Humans have the amazing physical, psychological, and emotional capability to adapt to change. These adaptations can help us grow stronger and healthier in all areas of our lives. If we somehow block that growth, then our adaptations can become destructive. I see evidence of this every time I visit India.
The wound care segment of our Medical Clinic was extremely busy with wounds the tsunami gashed into its victims. The wounds were about three weeks old, completely untreated and festering. I flew through patients, working as fast as I could. Glancing at those waiting outside, I saw a man dressed in a clean, white Punjabi and surrounded by flies. The others in line kept their distance.
When the man walked in, he told me he had a problem with his foot. I’d seen enough leprosy patients to recognize this. What they perceive is never the disease, only a symptom.

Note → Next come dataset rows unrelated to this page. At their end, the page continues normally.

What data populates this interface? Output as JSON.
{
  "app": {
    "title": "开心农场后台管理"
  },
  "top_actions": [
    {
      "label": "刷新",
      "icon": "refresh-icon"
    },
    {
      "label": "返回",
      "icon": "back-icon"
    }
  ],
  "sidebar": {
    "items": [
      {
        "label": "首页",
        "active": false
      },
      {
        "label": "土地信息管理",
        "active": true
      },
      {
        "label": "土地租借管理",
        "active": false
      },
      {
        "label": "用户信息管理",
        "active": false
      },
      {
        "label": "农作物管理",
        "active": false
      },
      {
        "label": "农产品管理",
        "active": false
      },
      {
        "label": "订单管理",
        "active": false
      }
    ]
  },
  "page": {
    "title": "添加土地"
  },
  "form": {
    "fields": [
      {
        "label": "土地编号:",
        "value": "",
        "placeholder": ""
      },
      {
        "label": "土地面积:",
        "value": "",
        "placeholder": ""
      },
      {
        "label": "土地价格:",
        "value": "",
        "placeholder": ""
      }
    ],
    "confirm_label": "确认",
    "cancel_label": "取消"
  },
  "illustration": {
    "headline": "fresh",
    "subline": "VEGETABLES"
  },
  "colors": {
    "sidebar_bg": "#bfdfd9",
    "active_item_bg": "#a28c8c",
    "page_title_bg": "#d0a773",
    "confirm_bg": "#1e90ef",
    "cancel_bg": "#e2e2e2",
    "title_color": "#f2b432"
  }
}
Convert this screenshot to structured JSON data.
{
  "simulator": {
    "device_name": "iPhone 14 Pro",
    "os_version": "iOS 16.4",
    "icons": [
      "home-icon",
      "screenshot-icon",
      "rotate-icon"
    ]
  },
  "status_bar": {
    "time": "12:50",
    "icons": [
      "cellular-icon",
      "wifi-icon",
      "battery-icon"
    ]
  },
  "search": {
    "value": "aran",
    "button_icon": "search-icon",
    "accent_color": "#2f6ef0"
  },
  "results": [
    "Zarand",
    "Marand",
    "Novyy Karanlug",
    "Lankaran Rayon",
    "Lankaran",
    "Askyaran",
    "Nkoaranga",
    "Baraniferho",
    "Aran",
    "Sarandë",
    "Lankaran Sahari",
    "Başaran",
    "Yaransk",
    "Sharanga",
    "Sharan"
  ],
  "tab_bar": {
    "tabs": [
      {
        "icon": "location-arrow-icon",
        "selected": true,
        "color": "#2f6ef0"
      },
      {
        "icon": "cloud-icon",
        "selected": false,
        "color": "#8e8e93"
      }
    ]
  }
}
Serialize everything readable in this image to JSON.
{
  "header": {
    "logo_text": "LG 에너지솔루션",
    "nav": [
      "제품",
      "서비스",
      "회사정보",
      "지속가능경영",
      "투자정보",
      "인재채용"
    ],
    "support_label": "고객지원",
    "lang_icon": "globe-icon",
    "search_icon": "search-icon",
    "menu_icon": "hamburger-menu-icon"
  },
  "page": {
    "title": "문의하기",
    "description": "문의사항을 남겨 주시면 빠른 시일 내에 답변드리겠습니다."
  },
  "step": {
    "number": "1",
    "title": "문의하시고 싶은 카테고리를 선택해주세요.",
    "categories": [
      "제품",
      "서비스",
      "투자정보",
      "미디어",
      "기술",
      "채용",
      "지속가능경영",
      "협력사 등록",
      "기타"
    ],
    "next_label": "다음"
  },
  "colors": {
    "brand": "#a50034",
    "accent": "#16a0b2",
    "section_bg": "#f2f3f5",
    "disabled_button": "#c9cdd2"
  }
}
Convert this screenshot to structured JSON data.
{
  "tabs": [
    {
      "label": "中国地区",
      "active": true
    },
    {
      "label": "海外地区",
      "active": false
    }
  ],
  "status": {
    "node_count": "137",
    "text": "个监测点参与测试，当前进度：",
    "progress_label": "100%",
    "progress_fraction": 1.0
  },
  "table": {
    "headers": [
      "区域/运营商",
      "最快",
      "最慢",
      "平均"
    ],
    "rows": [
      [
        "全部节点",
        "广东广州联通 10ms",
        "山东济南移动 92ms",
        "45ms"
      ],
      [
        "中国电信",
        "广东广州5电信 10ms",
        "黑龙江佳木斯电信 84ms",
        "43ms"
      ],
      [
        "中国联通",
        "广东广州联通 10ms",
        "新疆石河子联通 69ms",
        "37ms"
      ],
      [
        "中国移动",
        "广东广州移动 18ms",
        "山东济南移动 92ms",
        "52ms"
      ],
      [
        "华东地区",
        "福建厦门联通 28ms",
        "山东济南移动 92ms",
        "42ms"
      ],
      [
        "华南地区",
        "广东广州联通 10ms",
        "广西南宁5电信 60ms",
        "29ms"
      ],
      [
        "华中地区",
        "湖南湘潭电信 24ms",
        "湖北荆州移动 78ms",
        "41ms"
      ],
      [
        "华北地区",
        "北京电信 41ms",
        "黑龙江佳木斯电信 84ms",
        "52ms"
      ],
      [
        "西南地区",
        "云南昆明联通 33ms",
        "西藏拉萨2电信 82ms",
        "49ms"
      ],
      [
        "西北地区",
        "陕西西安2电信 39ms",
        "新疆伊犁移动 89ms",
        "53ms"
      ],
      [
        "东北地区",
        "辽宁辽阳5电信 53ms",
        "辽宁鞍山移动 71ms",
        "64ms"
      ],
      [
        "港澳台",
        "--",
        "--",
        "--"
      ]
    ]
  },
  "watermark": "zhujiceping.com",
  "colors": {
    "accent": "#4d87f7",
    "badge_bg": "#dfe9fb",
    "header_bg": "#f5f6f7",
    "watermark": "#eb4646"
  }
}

I asked him to lie down and I cut off the rag bandage from his heel. Maggots burst out of the wound gasping at the new air. Fellow medical workers screamed or contained groans. I began to pick out the wormy creatures one, two, three at a time. As soon as I removed a few, more appeared in the wound. The wound cavity was so deep I could see through to the top of his foot.
I cleaned the wound, which the maggots had actually kept quite clean. Using donated materials—the best wound care products in the world—I packed his foot cavity, dressed his foot tightly to keep the maggots out, and asked him to return in a few days.
Later that week, I saw a cloud of flies in the clinic line surrounding the man in the white Punjabi. I cut the bandage and stripped away the expensive dressings. Once again, maggots burst forth.
I asked the man to sit up so we could talk face-to-face. Through the interpreter, I told him that he had leprosy. I told him he needed to go to a leprosarium to have his foot amputated.
Leprosy is a death sentence in India. Everyone knows it.
But the man looked at me and said, no, he didn’t have leprosy. He didn’t have a wound on his foot, that it didn’t even hurt. He assured me everything was okay. I got an old mirror and tried to show him the wound, but he said he couldn’t see it because the mirror was cloudy and his eyes were bad. He insisted he was fine and he refused to be treated.
Weeks later, I couldn't stop dreaming about it. Maggots don't belong inside a person. They were slowly eating him, hiding in his increasingly numb nerve pathways. He needed drastic treatment, but he didn’t grasp the severity of this disease—he couldn’t feel it, so it must not exist.
Aren’t we all numb to spiritual maggots eating us? We don’t acknowledge the deep unhealthiness in our core. We ignore it and let it eat away at our soul, when what we really need is an amputation. We fool ourselves into believing that the disturbing cloud of flies buzzing around us is unimportant that we are just fine. Often we trivialize our sins or the rotting unforgiveness the lies in our core. We pretend that all is okay and we have left the past behind.
What if we admitted our disease and realized that saving face in the short-term cannot compare to the beauty of finding true, deep peace in the long term?